High-Entropy Superconductors’ Behavior may be Explained by “Glassiness” and “Blurriness”

High-Entropy Superconductors’ Behavior may be Explained by “Glassiness” and “Blurriness”

A high-entropy superconductor refers to a type of superconducting material that exhibits superconductivity at relatively high temperatures. Superconductivity is a phenomenon in which certain materials can conduct electric current without any resistance, resulting in the lossless flow of electricity.

Tokyo Metropolitan University researchers have found hints that can help us comprehend the behavior of high-entropy metal telluride superconductors. They discovered that the peculiar pressure dependence of the critical temperature at which superconductivity emerges was caused by characteristics resembling those of glasses, solids with an amorphous structure, and “blurry” electronic states, brought on by disorder in the atomic structure.

This could indicate a linkage between electrons and atomic lattice vibrations that would result in novel superconductivity mechanisms. The research is published in the journal Materials Today Physics.

Entropy is a measure of disorder. Entropy is a measure of how many possible configurations there are in a system, be they individuals in a line, components in a mixture, or building blocks in a polymer chain. The same applies to a unique class of alloys known as high-entropy alloys (HEAs).

Tellurium and metal ions are typically organized in a low-entropy, ordered crystal structure in a substance like metal telluride. There are numerous ways to fill the metal sites if a single type of metal is swapped out for a mixture of five distinct metals. This leads to a high-entropy (or high entropy-of-mixing) state, with unique physical properties.

The unique aspect of high-entropy superconductors is that their disorderly atomic structure can potentially enhance superconducting properties. The presence of disorder disrupts the lattice and can lead to the formation of new electronic states that support superconductivity at higher temperatures.

A team led by Associate Professor Yoshikazu Mizuguchi of Tokyo Metropolitan University has been studying the superconductivity of high-entropy metal telluride. In more traditional materials, the critical temperature (Tc) below which superconductivity emerges is known to drop with increasing pressure at high pressures.

The superconductivity of metal telluride high-entropy alloys, on the other hand, was recently discovered to be especially robust at high pressure, with a Tc that did not significantly diminish as the pressure was ramped up higher.

Now, the team has begun to figure out why by measuring and simulating the atomic structure, as well as what energies the electrons like to take (the band structure). It seems that the disorder brought about by the variety of metals that can occupy the metal sites has significant effects on its characteristics.

For instance, just like the many modes of vibration on a guitar string, the ways in which the atoms in the crystalline lattice might vibrate in a typical crystal are frequently restricted to specific frequencies.

However, a simulation of the density of states, a map of the frequencies at which the atomic structure prefers to vibrate, revealed a highly wide structure and not a succession of peaks because of the disorder in how the metal sites are filled. This is typical of glasses, solids with a disordered structure, but not of crystalline materials like metal telluride.
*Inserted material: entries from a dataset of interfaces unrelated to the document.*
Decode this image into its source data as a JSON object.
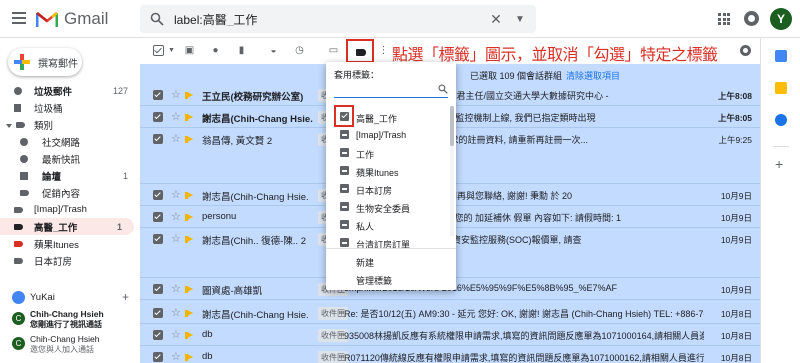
{
  "header": {
    "app_name": "Gmail",
    "search_value": "label:高醫_工作",
    "avatar_letter": "Y"
  },
  "sidebar": {
    "compose_label": "撰寫郵件",
    "items": [
      {
        "label": "垃圾郵件",
        "count": "127"
      },
      {
        "label": "垃圾桶",
        "count": ""
      },
      {
        "label": "類別",
        "count": ""
      },
      {
        "label": "社交網路",
        "count": ""
      },
      {
        "label": "最新快訊",
        "count": ""
      },
      {
        "label": "論壇",
        "count": "1"
      },
      {
        "label": "促銷內容",
        "count": ""
      },
      {
        "label": "[Imap]/Trash",
        "count": ""
      },
      {
        "label": "高醫_工作",
        "count": "1"
      },
      {
        "label": "蘋果Itunes",
        "count": ""
      },
      {
        "label": "日本訂房",
        "count": ""
      }
    ],
    "hangout_user": "YuKai",
    "contacts": [
      {
        "initial": "C",
        "name": "Chih-Chang Hsieh",
        "message": "您剛進行了視訊通話"
      },
      {
        "initial": "C",
        "name": "Chih-Chang Hsieh",
        "message": "邀您與人加入通話"
      }
    ]
  },
  "toolbar": {
    "annotation": "點選「標籤」圖示，並取消「勾選」特定之標籤"
  },
  "banner": {
    "text": "已選取 109 個會話群組",
    "link": "清除選取項目"
  },
  "emails": [
    {
      "sender": "王立民(校務研究辦公室)",
      "tag": "收件匣",
      "subject": "1:00 勵學大樓視聽中心/王苑君主任/國立交通大學大數據研究中心 -",
      "date": "上午8:08",
      "read": false
    },
    {
      "sender": "謝志昌(Chih-Chang Hsie.",
      "tag": "收件匣",
      "subject": "上 5:54 號寫道了 - 後系統的監控機制上線, 我們已指定類時出現",
      "date": "上午8:05",
      "read": false
    },
    {
      "sender": "翁昌傳, 黃文賢 2",
      "tag": "收件匣",
      "subject": "問題 - 同學 您好: 已詢除要求的註冊資料, 請重新再註冊一次...",
      "date": "上午9:25",
      "read": true
    },
    {
      "sender": "謝志昌(Chih-Chang Hsie.",
      "tag": "收件匣",
      "subject": "我們先研究看看, 預計本週四再與您聯絡, 謝謝! 秉勳 於 20",
      "date": "10月9日",
      "read": true
    },
    {
      "sender": "personu",
      "tag": "收件匣",
      "subject": "享如下, 請查照 - 同學 您好: 您的 加延補休 假單 內容如下: 請假時間: 1",
      "date": "10月9日",
      "read": true
    },
    {
      "sender": "謝志昌(Chih.. 復德-陳.. 2",
      "tag": "收件匣",
      "subject": "一事 - 組長: 收信好! 附件為資安監控服務(SOC)報價單, 請查",
      "date": "10月9日",
      "read": true
    },
    {
      "sender": "圖資處-高雄凱",
      "tag": "收件匣",
      "subject": "emp/files/2018/10/Word-2016%E5%95%9F%E5%8B%95_%E7%AF",
      "date": "10月9日",
      "read": true
    },
    {
      "sender": "謝志昌(Chih-Chang Hsie.",
      "tag": "收件匣",
      "subject": "Re: 是否10/12(五) AM9:30 - 延元 您好: OK, 謝謝! 謝志昌 (Chih-Chang Hsieh) TEL: +886-7-",
      "date": "10月8日",
      "read": true
    },
    {
      "sender": "db",
      "tag": "收件匣",
      "subject": "935008林揚凱反應有系統權限申請需求,填寫的資訊問題反應單為1071000164,請相關人員進行了",
      "date": "10月8日",
      "read": true
    },
    {
      "sender": "db",
      "tag": "收件匣",
      "subject": "R071120傳統線反應有權限申請需求,填寫的資訊問題反應單為1071000162,請相關人員進行了",
      "date": "10月8日",
      "read": true
    }
  ],
  "label_menu": {
    "title": "套用標籤：",
    "search_placeholder": "",
    "items": [
      {
        "label": "高醫_工作",
        "state": "checked"
      },
      {
        "label": "[Imap]/Trash",
        "state": "unchecked"
      },
      {
        "label": "工作",
        "state": "unchecked"
      },
      {
        "label": "蘋果Itunes",
        "state": "unchecked"
      },
      {
        "label": "日本訂房",
        "state": "unchecked"
      },
      {
        "label": "生物安全委員",
        "state": "unchecked"
      },
      {
        "label": "私人",
        "state": "unchecked"
      },
      {
        "label": "台清訂房訂單",
        "state": "unchecked"
      }
    ],
    "actions": [
      "新建",
      "管理標籤"
    ]
  },
  "colors": {
    "selected_row": "#c2dbff",
    "accent_red": "#d93025",
    "important": "#f4b400"
  }
}
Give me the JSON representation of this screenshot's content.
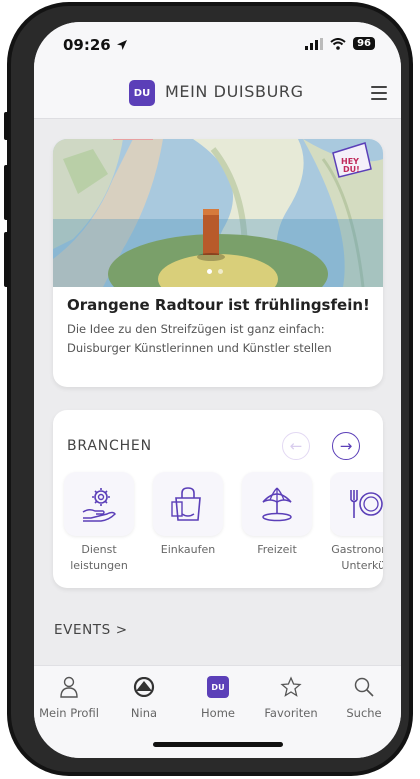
{
  "status_bar": {
    "time": "09:26",
    "battery": "96"
  },
  "app_bar": {
    "logo_text": "DU",
    "title": "MEIN DUISBURG"
  },
  "hero": {
    "badge_text": "HEY DU!",
    "title": "Orangene Radtour ist frühlingsfein!",
    "description": "Die Idee zu den Streifzügen ist ganz einfach: Duisburger Künstlerinnen und Künstler stellen",
    "slide_count": 2,
    "active_slide": 1
  },
  "branchen": {
    "title": "BRANCHEN",
    "prev_label": "←",
    "next_label": "→",
    "categories": [
      {
        "icon": "service-hand-gear-icon",
        "label": "Dienst\nleistungen"
      },
      {
        "icon": "shopping-bag-icon",
        "label": "Einkaufen"
      },
      {
        "icon": "beach-umbrella-icon",
        "label": "Freizeit"
      },
      {
        "icon": "plate-cutlery-icon",
        "label": "Gastronom\nUnterkün"
      }
    ]
  },
  "events": {
    "label": "EVENTS >"
  },
  "tabbar": {
    "tabs": [
      {
        "icon": "person-icon",
        "label": "Mein Profil"
      },
      {
        "icon": "nina-icon",
        "label": "Nina"
      },
      {
        "icon": "du-logo-icon",
        "label": "Home",
        "logo_text": "DU"
      },
      {
        "icon": "star-icon",
        "label": "Favoriten"
      },
      {
        "icon": "search-icon",
        "label": "Suche"
      }
    ]
  },
  "colors": {
    "accent": "#5b3fb8",
    "background": "#ececee"
  }
}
The energy of states in which electrons can lie were widened in a manner comparable to this in the band structure. This was also found to correlate with real, experimentally measured local structural disorder using X-ray diffraction techniques.

It was discovered, however, that the glassiness and blurriness only really show up when the entropy of the metal telluride structure is considerable. The critical temperature no longer decreasing with pressure was also related to this.
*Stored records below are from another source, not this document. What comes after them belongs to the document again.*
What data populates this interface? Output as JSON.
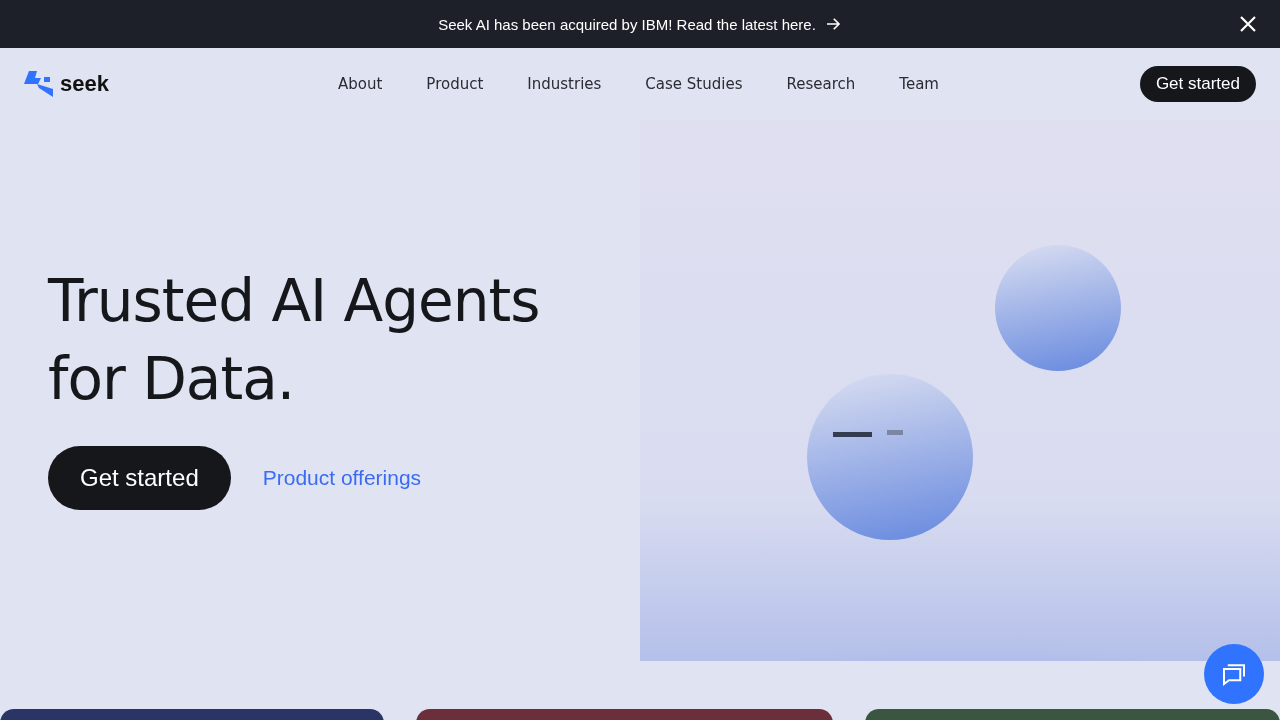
{
  "announcement": {
    "text": "Seek AI has been acquired by IBM! Read the latest here."
  },
  "header": {
    "logo": "seek",
    "nav": [
      "About",
      "Product",
      "Industries",
      "Case Studies",
      "Research",
      "Team"
    ],
    "cta": "Get started"
  },
  "hero": {
    "title_lines": [
      "Trusted AI Agents",
      "for Data."
    ],
    "primary_button": "Get started",
    "secondary_link": "Product offerings",
    "media": {
      "kind": "picture"
    }
  },
  "cards": [
    {
      "color": "#2a3566"
    },
    {
      "color": "#6b2e3b"
    },
    {
      "color": "#3a5640"
    }
  ]
}
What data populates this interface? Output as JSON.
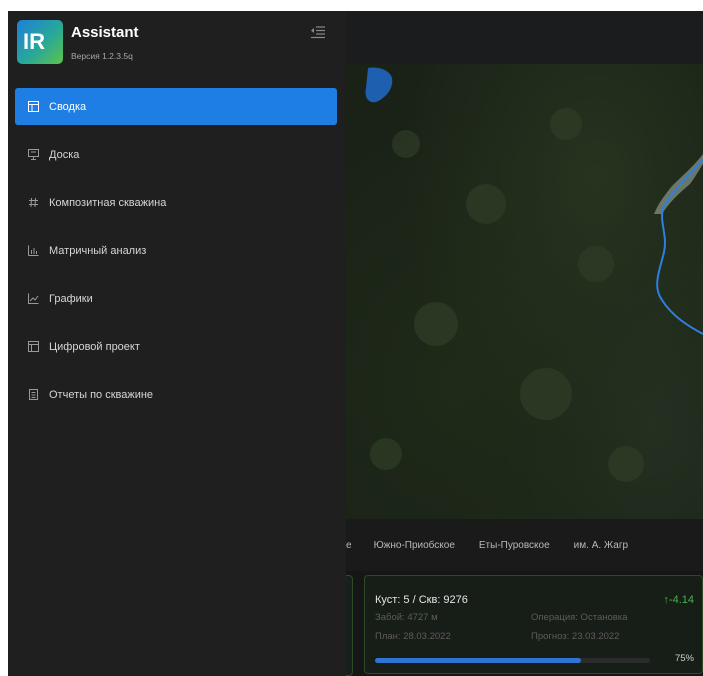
{
  "app": {
    "logo_text": "IR",
    "title": "Assistant",
    "version": "Версия 1.2.3.5q"
  },
  "colors": {
    "accent": "#1e7ee4",
    "sidebar_bg": "#1f1f1f",
    "positive": "#4caf50",
    "progress": "#2f73d4"
  },
  "sidebar": {
    "items": [
      {
        "label": "Сводка",
        "icon": "dashboard-icon",
        "active": true
      },
      {
        "label": "Доска",
        "icon": "monitor-icon",
        "active": false
      },
      {
        "label": "Композитная скважина",
        "icon": "hash-icon",
        "active": false
      },
      {
        "label": "Матричный анализ",
        "icon": "bar-chart-icon",
        "active": false
      },
      {
        "label": "Графики",
        "icon": "line-chart-icon",
        "active": false
      },
      {
        "label": "Цифровой проект",
        "icon": "layout-icon",
        "active": false
      },
      {
        "label": "Отчеты по скважине",
        "icon": "report-icon",
        "active": false
      }
    ]
  },
  "fields": {
    "partial": "е",
    "tabs": [
      "Южно-Приобское",
      "Еты-Пуровское",
      "им. А. Жагр"
    ]
  },
  "well_card": {
    "title": "Куст: 5 / Скв: 9276",
    "delta": "↑-4.14",
    "depth": "Забой: 4727 м",
    "operation": "Операция: Остановка",
    "plan": "План: 28.03.2022",
    "forecast": "Прогноз: 23.03.2022",
    "progress_percent": 75,
    "progress_label": "75%"
  }
}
The research team hypothesizes a novel coupling between the superconducting properties, the vibrational behavior of the atomic lattice, and the behavior of the material’s electrons. To continue their hunt for novel mechanisms that might explain how superconductivity functions, they are currently focusing on trials with single crystals of high-entropy telluride.